» EXERCISE PROMPT: Scan the records for the word "KAHRAMANMARAS". Return each line where it is found.

═══ TASK DATA

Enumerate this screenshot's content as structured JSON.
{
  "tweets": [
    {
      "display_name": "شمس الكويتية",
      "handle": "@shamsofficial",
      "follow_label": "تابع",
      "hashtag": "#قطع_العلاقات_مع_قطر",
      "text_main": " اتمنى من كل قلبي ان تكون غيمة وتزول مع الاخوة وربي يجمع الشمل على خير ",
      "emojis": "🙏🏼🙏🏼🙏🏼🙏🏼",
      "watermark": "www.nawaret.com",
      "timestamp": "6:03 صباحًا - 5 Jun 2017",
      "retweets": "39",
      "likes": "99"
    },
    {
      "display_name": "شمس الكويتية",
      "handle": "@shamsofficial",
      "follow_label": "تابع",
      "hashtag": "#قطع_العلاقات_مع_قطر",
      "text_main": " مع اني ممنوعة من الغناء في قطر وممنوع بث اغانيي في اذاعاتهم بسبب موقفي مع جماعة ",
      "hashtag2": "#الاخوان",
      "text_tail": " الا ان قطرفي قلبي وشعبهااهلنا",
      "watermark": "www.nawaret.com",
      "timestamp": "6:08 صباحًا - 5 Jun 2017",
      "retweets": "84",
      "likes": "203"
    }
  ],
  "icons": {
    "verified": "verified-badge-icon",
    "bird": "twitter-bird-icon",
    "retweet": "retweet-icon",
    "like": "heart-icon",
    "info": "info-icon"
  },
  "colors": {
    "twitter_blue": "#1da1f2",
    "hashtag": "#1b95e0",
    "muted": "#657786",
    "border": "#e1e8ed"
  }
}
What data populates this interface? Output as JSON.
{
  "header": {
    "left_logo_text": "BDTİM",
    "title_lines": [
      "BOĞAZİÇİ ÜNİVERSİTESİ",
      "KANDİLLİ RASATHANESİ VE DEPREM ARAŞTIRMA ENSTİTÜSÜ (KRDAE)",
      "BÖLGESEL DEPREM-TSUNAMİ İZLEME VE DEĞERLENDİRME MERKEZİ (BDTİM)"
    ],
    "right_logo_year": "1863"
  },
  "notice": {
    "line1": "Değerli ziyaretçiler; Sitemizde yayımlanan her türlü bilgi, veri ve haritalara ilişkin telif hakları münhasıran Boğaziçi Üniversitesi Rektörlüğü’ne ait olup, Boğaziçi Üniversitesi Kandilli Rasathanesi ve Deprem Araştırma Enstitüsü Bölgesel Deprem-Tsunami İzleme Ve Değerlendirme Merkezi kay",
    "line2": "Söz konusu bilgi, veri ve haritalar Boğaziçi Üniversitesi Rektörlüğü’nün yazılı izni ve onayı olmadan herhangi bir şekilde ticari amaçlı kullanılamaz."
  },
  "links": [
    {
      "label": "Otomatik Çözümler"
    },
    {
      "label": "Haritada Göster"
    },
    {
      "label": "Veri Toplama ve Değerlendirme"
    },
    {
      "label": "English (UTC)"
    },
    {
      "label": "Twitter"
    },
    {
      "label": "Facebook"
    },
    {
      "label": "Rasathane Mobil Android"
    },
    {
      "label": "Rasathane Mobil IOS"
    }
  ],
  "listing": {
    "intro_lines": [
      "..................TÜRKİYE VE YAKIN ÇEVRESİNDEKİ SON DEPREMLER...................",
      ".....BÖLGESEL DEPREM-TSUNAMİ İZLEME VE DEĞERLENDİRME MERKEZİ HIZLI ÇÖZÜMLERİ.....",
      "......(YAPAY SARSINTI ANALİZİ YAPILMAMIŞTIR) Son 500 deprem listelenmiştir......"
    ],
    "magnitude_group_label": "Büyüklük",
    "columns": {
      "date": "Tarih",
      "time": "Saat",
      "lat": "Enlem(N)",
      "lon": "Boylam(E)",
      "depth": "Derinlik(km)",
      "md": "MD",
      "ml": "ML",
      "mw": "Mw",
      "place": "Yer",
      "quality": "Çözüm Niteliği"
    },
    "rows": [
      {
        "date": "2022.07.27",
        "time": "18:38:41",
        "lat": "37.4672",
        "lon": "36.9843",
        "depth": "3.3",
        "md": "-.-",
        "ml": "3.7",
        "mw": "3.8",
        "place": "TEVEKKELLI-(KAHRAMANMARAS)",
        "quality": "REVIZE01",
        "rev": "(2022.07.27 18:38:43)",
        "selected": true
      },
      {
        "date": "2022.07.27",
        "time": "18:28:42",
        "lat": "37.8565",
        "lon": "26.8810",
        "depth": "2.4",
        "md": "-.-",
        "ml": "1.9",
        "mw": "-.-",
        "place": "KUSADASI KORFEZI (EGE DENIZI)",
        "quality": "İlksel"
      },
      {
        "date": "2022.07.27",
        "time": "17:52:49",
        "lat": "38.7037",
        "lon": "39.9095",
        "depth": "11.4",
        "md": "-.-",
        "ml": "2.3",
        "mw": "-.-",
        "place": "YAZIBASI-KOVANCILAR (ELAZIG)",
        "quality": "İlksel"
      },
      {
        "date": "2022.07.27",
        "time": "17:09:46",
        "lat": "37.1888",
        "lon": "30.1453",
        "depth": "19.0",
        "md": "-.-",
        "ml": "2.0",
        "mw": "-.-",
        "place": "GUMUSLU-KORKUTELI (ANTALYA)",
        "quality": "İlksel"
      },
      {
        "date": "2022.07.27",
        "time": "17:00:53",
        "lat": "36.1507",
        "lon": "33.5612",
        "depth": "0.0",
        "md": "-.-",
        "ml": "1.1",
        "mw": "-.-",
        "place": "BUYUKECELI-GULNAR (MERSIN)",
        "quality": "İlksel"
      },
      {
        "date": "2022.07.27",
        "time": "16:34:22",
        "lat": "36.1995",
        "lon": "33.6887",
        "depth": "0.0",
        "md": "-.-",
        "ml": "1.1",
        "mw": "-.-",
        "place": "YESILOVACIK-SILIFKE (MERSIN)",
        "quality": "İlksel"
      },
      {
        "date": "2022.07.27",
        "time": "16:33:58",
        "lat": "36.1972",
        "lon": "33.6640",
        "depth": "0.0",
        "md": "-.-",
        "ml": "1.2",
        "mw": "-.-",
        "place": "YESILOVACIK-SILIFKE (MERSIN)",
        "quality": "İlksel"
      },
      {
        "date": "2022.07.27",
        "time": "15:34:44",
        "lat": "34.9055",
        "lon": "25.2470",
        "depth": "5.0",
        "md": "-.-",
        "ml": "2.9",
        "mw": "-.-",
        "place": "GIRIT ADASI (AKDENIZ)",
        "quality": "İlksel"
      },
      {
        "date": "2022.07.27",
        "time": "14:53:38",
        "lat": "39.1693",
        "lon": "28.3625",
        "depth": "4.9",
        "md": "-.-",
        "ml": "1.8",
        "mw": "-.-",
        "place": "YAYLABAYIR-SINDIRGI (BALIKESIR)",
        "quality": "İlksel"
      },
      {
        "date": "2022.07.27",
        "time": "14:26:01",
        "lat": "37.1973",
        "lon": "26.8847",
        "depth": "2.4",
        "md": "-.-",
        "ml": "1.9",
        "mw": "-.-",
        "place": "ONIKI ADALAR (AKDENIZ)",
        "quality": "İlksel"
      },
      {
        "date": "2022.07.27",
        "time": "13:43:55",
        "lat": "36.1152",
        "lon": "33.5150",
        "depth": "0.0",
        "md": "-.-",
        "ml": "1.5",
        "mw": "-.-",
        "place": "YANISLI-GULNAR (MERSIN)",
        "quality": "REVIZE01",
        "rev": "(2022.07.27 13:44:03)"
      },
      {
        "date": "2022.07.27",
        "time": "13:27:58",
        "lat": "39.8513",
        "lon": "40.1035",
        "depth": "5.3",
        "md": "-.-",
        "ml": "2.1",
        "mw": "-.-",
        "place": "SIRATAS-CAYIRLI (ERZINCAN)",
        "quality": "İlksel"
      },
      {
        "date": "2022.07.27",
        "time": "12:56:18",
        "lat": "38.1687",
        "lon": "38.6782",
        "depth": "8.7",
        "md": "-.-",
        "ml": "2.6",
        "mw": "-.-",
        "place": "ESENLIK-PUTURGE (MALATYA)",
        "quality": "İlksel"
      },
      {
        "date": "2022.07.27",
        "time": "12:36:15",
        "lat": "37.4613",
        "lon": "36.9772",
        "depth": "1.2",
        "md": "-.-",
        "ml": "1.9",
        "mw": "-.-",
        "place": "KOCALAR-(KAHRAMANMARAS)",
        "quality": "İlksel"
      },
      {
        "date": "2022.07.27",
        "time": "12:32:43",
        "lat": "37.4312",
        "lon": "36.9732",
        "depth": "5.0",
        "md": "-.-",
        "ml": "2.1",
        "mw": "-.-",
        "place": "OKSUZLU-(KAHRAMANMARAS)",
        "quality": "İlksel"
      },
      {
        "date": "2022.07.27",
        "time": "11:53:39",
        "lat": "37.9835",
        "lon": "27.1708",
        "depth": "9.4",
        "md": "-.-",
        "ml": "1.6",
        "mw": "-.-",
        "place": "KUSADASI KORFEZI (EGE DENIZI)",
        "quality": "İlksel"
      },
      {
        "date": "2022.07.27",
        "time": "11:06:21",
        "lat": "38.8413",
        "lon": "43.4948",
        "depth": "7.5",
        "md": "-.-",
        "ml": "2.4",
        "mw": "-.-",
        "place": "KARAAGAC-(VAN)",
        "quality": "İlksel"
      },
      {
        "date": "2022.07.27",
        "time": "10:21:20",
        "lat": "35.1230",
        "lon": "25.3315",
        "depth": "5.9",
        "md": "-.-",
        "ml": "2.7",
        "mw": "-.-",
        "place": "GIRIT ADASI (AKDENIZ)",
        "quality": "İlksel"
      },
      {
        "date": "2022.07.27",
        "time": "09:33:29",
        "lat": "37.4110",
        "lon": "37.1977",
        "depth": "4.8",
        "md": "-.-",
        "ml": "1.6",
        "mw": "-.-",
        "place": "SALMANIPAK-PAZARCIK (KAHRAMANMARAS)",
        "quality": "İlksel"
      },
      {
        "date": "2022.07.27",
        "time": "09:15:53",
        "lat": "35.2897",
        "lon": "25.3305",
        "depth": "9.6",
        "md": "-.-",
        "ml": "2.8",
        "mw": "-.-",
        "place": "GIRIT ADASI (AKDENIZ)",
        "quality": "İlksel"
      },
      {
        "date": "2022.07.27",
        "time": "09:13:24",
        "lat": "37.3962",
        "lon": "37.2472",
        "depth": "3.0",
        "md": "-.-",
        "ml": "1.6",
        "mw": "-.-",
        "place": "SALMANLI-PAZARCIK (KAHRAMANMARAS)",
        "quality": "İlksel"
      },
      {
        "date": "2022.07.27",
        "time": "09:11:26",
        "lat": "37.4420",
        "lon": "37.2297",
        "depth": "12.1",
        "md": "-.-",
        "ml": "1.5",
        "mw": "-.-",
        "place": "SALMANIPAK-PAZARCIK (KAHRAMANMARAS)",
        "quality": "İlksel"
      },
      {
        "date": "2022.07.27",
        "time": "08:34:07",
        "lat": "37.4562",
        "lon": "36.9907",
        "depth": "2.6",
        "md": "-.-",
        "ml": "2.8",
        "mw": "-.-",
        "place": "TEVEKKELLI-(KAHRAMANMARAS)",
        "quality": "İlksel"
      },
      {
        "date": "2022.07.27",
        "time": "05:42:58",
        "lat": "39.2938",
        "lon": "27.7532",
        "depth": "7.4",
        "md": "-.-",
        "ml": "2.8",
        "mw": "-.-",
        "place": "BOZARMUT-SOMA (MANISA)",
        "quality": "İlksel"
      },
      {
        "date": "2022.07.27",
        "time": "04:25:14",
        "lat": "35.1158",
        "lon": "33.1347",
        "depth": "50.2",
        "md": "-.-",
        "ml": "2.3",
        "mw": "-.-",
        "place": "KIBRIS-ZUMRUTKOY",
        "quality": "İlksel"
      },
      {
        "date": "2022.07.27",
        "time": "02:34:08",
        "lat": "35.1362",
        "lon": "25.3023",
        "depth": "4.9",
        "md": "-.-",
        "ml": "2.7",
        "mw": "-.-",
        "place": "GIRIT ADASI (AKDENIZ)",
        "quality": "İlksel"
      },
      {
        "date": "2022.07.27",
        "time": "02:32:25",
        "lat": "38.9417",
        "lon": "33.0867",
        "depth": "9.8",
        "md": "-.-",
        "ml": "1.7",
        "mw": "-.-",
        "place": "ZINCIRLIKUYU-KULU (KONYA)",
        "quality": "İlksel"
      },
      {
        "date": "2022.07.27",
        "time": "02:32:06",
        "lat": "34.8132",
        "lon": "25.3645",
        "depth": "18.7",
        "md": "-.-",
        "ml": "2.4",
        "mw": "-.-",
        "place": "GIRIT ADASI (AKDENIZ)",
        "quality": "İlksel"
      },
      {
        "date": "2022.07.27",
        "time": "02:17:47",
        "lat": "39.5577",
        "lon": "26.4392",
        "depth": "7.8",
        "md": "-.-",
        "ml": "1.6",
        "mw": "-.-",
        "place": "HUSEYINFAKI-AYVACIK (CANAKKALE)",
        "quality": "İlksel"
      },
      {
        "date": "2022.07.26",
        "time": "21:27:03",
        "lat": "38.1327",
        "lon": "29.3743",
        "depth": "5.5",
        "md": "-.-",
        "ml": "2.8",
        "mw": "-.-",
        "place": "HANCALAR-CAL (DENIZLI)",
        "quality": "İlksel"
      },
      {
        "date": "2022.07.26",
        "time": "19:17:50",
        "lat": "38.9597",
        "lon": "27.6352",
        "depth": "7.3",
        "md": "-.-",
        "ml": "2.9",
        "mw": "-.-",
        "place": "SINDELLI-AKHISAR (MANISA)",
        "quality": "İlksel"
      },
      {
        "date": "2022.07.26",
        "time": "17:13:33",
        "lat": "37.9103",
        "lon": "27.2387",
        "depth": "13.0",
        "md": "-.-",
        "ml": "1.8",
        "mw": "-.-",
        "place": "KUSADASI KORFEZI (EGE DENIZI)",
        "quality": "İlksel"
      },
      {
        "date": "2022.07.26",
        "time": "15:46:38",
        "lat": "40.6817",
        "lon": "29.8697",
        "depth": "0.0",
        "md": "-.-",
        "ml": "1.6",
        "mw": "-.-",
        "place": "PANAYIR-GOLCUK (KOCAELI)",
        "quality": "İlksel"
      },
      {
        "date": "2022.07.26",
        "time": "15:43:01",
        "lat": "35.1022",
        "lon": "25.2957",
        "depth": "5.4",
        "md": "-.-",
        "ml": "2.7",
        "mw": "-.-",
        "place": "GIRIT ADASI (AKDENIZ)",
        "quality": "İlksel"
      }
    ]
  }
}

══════

» SOLUTION:
        "place": "TEVEKKELLI-(KAHRAMANMARAS)",
        "place": "KOCALAR-(KAHRAMANMARAS)",
        "place": "OKSUZLU-(KAHRAMANMARAS)",
        "place": "SALMANIPAK-PAZARCIK (KAHRAMANMARAS)",
        "place": "SALMANLI-PAZARCIK (KAHRAMANMARAS)",
        "place": "SALMANIPAK-PAZARCIK (KAHRAMANMARAS)",
        "place": "TEVEKKELLI-(KAHRAMANMARAS)",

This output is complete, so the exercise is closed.